At Chapel Hill High, that isn’t a small task in men’s soccer. Each of the past few years, around 70 students have tried out for the team. Last year, Curtis kept 25 players each for the varsity and junior varsity squads and cut the rest.
Those are participation numbers characteristic of an elite program. Chapel Hill has won seven consecutive Big 8 Conference championships with back-to-back 3A state titles in 2017 and 2018.
But of course, the coronavirus has thrown traditional coaching routines everywhere into the incinerator, replaced with unanswered questions and uncertainty only six weeks before the fall sports season is supposed to start.
The North Carolina High School Athletic Association officially lifted its dead period for athletes to start limited workouts on June 15. Locally, it didn’t make a difference. The Chapel Hill-Carrboro City Schools has yet to give formal approval for workouts to resume.
“Our system has not yet made a firm decision for summer workouts for athletes,” said Scarlett Steinert, CHHS director of school safety, driver’s education and athletics. “Regarding the fall season, any guesses at this point would be speculation.”

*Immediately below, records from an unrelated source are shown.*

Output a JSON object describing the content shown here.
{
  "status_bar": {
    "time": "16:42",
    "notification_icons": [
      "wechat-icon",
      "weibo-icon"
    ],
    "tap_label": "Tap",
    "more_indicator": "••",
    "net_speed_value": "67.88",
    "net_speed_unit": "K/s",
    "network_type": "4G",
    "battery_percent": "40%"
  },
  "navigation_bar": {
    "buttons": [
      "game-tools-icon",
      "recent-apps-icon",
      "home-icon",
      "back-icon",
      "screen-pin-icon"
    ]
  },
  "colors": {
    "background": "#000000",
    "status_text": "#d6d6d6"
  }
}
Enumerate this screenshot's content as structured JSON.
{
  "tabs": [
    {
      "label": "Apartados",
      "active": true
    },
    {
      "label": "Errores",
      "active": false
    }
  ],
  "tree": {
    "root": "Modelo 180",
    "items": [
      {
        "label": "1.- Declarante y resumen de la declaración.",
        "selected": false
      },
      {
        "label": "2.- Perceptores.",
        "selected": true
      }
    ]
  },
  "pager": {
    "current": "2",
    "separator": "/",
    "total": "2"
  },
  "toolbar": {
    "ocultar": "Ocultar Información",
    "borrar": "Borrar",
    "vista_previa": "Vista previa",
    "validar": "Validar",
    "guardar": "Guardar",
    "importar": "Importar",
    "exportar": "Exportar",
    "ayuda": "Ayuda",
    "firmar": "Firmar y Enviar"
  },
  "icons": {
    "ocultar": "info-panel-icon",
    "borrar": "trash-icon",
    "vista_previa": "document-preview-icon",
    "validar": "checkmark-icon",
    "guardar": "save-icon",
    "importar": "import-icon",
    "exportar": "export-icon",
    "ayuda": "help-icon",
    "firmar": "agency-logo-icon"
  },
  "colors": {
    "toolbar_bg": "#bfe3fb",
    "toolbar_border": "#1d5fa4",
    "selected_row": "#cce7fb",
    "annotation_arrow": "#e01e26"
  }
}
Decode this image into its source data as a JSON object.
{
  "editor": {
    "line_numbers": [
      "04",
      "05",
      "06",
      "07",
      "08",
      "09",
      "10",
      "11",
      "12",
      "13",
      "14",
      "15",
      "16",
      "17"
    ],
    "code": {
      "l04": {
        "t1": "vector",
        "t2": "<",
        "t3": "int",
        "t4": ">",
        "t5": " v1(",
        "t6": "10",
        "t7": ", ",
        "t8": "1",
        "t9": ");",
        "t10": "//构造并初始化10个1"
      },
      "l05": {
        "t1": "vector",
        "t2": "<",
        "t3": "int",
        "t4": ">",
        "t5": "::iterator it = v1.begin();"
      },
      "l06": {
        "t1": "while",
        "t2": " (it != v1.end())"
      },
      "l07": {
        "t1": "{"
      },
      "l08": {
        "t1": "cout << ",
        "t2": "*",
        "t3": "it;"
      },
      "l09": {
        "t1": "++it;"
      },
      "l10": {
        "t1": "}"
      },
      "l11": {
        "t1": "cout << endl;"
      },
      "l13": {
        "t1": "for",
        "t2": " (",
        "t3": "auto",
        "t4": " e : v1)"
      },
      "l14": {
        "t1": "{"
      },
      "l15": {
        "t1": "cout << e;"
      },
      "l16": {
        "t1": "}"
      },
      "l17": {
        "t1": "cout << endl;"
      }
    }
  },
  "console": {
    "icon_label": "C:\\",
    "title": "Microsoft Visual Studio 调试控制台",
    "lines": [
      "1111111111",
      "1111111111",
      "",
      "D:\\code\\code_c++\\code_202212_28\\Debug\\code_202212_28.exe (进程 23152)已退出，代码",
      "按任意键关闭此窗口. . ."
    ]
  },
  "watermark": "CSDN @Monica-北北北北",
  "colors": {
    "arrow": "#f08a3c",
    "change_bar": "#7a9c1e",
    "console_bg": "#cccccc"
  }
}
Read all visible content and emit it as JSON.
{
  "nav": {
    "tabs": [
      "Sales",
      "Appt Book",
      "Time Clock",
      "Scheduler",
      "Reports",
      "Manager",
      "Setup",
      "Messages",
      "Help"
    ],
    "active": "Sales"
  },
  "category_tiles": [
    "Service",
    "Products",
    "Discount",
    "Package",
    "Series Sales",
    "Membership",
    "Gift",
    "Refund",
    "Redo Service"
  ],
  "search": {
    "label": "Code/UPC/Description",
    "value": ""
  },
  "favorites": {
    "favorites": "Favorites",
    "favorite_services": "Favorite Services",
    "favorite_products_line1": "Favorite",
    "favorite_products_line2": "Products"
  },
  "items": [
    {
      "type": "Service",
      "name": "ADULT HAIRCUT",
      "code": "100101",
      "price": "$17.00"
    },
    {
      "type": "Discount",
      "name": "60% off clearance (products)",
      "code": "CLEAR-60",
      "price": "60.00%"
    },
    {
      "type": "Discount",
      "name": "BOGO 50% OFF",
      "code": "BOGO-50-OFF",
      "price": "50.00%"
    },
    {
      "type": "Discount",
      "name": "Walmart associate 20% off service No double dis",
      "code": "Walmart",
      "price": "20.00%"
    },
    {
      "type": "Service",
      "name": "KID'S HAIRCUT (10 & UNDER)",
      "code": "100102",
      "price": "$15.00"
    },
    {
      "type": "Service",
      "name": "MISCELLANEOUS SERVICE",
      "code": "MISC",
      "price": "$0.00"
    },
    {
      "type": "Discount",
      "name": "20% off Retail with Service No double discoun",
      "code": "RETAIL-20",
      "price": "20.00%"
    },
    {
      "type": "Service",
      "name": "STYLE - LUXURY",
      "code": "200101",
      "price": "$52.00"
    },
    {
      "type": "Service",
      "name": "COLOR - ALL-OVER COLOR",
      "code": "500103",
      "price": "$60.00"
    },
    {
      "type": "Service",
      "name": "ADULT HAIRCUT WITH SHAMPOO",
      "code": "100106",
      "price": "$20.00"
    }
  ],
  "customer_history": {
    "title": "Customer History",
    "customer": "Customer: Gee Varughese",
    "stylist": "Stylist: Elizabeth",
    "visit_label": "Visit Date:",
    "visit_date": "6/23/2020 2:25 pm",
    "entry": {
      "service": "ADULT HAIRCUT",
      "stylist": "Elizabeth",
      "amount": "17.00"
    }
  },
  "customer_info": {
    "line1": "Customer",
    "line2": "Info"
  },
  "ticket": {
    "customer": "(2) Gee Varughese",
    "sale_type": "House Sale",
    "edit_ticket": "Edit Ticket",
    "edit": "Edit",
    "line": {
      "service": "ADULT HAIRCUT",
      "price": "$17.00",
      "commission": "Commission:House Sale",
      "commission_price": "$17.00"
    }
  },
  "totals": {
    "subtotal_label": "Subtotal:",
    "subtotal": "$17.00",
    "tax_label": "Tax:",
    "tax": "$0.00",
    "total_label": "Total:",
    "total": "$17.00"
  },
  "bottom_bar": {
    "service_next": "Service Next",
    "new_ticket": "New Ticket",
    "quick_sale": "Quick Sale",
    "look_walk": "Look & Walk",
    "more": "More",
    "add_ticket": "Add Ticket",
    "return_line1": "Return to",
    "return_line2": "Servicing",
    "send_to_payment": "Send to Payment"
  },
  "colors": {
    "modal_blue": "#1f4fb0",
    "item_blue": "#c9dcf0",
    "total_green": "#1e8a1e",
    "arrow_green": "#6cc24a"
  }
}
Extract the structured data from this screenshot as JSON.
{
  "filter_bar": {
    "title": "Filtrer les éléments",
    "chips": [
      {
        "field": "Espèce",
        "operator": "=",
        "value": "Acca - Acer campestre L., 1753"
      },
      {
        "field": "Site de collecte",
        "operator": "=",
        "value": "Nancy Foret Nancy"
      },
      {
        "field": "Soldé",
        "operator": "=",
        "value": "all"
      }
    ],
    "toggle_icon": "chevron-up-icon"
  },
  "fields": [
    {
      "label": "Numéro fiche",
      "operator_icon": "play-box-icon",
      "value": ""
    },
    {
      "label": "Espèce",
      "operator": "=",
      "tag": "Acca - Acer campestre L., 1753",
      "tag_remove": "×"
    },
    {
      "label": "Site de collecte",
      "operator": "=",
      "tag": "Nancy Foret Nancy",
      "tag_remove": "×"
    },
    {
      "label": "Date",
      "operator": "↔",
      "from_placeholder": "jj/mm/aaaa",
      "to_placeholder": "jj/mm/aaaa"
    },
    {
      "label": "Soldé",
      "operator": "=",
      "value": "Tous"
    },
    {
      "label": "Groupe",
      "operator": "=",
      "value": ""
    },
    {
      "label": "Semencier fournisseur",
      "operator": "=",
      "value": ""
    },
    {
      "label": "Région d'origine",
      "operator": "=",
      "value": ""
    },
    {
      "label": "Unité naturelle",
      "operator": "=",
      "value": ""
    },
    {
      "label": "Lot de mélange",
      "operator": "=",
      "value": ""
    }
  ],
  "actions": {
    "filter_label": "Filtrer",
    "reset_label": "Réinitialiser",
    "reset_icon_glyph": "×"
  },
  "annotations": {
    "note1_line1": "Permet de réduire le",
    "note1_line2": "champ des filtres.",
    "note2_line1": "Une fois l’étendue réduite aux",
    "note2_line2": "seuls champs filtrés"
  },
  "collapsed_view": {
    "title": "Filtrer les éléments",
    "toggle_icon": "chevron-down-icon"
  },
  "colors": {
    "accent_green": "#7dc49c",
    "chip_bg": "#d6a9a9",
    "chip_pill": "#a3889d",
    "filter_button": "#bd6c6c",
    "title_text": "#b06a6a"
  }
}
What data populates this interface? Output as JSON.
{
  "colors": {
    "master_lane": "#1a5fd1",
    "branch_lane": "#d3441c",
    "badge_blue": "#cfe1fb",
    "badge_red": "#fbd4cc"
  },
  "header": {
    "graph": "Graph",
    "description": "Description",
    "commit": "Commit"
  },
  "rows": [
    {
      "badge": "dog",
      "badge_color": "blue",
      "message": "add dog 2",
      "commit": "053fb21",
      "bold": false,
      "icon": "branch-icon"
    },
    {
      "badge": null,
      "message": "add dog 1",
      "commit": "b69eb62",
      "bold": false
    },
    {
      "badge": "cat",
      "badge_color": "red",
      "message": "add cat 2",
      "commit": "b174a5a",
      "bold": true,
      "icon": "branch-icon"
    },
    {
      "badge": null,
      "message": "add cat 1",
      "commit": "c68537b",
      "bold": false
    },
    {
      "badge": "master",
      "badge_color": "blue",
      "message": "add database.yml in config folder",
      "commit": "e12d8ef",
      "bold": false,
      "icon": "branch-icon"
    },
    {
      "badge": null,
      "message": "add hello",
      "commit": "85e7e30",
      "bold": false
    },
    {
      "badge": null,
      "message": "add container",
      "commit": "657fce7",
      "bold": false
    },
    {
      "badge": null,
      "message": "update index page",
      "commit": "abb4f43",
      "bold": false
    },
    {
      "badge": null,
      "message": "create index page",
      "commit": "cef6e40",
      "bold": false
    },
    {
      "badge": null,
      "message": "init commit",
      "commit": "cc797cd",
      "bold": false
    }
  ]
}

This Wednesday, Governor Roy Cooper is expected to announce how schools statewide will operate to begin the 2020-2021 academic year. Considering the recent spike in COVID-19 cases, both in North Carolina and across the southeast, schools will likely open with a sizable amount of restrictions.
Cooper’s decision “will be a determining factor in how districts move forward with athletics,” Steinert said.
The spring sports season ended on March 13. What has frustrated many local fall sports coaches is the questions they had at the end of March still haven’t been answered.
When will the season start? Will practices begin on Aug. 1, as scheduled? Will there be a standard full schedule or will the slate consist only of conference opponents?
Or will there be a season at all?
“I think there’s a chance,” Curtis said when asked if there won’t be a season. “The big thing for a lot of school districts is what happens if there’s only virtual learning? If students aren’t allowed on campus, how can we conduct practice? Are there even going to be sports? Until those questions are answered, I’m not holding out hope for a season that starts on time.”
Ideally, Curtis would begin tryouts on Aug. 3.
“If we can, we’d like to have two informal workouts at the end of July,” Curtis said. “We’ve been doing virtual workouts through Google Classroom. We did that with the women’s team last spring. We had as many as 12 players on a screen. It looked like Hollywood Squares or the Brady Bunch. We can’t do anything with the men’s team until the school system says so.”
While some baseball and soccer leagues around the world have returned to game action without fans in the stands, that simply isn’t an option for high schools. The model of generating revenue for prep sports is still largely derived from paid attendance.
Some athletic directors across the country have floated the possibility of playing some fall sports in the spring. North Carolina High School Athletic Association Executive Director Que Tucker, during a Zoom call with reporters in May, said that option “was a last resort.”
Tucker said other options under consideration were a shorter regular season and possibly reducing the amount of teams that make the playoffs.